Lusk collapsed and went into cardiac arrest, according to Stan Clark, Bradley County Emergency Medical Service paramedic and spokesman.
Kevin Farris of the YMCA and Jill Crisp of SkyRidge Physical Therapy “sprang into action and began life-saving efforts.”
And there was a doctor in the house.
“Dr. Jerry DeVane heard on the intercom a call for help,” Clark said.
A small awards ceremony was held at the Cleveland YMCA Thursday afternoon to recognize DeVane, Crisp and Farris.
DeVane is no stranger to the world of emergency situations, working with BCEMS and other emergency service agencies at urgent-care scenes to save many lives throughout the years.
“He heard the call for help over the intercom and went to assist. There was an AED on site that was quickly attached to Mr. Lusk. He was ‘shocked’ one time before EMS arrived and had regained a heartbeat,” explained Clark.
Paramedics and emergency medical technicians arrived on the scene and took over.
Clark said Lusk was flown to Erlanger Medical Center for treatment and has since made a full recovery.
“The Community Hero Award Program was started by Bradley County EMS to recognize citizens when they take the time to ‘get involved’ and as a result of doing so (they save) someone’s life. It’s important for people to be recognized and thanked for their heroic actions. Getting involved can save lives,” Clark emphasized.
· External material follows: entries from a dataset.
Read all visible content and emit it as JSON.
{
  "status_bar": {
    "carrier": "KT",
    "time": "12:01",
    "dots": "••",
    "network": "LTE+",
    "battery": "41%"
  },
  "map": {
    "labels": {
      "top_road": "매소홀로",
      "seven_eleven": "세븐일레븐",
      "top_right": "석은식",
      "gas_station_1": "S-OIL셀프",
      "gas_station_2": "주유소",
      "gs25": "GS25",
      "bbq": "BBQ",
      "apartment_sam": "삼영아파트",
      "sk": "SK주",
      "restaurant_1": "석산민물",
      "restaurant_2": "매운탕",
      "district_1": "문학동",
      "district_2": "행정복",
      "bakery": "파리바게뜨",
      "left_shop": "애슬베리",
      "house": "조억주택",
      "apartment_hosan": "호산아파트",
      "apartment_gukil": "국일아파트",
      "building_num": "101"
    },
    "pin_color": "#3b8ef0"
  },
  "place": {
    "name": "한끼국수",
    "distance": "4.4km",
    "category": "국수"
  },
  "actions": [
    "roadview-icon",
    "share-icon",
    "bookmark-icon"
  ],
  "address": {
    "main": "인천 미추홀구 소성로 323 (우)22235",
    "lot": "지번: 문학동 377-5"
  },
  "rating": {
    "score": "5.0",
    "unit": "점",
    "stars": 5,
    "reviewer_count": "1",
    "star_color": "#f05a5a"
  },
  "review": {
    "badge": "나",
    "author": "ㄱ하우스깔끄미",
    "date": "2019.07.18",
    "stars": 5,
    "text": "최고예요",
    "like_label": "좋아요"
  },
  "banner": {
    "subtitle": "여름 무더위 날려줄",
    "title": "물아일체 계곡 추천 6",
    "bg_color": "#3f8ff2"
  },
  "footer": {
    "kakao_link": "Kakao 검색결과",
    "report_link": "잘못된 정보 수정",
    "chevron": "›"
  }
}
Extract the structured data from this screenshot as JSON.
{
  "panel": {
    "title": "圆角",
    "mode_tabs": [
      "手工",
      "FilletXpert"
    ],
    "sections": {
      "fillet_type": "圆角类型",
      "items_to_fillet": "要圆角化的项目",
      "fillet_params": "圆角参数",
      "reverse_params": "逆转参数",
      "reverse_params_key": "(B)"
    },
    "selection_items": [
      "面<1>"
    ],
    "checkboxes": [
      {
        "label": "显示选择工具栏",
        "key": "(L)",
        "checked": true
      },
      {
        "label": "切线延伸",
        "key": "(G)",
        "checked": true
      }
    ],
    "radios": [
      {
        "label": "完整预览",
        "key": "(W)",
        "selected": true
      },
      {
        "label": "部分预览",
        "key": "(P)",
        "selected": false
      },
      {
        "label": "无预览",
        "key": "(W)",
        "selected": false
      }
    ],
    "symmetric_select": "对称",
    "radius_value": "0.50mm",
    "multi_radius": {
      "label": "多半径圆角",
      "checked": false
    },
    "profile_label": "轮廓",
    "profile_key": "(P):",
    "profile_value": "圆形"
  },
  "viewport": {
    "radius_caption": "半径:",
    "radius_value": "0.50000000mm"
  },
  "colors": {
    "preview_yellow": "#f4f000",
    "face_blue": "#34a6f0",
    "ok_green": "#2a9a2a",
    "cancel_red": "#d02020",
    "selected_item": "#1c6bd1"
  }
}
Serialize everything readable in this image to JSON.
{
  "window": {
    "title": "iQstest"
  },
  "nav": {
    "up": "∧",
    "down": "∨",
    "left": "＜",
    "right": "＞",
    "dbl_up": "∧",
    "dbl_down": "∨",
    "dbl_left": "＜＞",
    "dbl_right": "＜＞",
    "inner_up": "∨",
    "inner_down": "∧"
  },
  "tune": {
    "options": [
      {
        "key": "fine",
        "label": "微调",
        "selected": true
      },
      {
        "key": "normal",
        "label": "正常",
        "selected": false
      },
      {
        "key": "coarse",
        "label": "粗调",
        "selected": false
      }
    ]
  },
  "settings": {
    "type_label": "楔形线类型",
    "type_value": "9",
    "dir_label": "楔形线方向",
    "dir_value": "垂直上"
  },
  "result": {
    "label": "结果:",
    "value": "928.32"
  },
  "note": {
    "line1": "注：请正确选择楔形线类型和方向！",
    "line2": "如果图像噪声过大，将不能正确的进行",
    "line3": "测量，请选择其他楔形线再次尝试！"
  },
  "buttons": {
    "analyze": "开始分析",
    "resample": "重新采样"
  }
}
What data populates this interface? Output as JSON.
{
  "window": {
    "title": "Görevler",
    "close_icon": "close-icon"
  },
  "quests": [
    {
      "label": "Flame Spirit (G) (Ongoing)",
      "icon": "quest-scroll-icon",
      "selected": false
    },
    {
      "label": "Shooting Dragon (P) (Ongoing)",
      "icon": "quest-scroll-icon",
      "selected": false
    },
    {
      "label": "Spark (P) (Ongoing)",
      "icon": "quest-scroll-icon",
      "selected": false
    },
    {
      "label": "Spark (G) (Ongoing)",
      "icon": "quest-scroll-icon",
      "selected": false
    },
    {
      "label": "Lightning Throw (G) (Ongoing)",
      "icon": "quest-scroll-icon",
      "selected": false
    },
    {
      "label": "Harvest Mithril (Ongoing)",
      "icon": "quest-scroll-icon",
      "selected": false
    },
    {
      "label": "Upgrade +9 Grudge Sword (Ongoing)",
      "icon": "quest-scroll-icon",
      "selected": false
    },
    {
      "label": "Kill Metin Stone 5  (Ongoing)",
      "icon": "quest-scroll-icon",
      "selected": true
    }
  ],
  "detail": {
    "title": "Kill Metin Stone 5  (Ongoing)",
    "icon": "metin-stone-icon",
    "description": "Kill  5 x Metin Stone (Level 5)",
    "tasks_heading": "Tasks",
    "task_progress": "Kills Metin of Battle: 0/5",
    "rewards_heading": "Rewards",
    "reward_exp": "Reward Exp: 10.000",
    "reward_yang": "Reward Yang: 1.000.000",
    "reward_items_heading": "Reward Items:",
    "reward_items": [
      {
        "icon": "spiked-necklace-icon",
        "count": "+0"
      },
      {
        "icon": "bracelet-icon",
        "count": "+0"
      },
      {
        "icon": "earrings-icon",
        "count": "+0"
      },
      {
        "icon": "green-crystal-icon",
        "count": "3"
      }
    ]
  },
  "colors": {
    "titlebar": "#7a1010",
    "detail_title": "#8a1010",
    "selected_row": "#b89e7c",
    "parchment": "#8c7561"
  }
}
“A key issue that we really want to get out to the public is the importance of CPR and early defibrillation. There are more and more AEDs accessible to the public, and they do save lives.”
Some of the larger churches, malls, fire trucks, ambulances and other places have AEDs in place for emergency use.
According to Clark, Lusk was grateful to the people who “stepped up” to give him a second chance in life.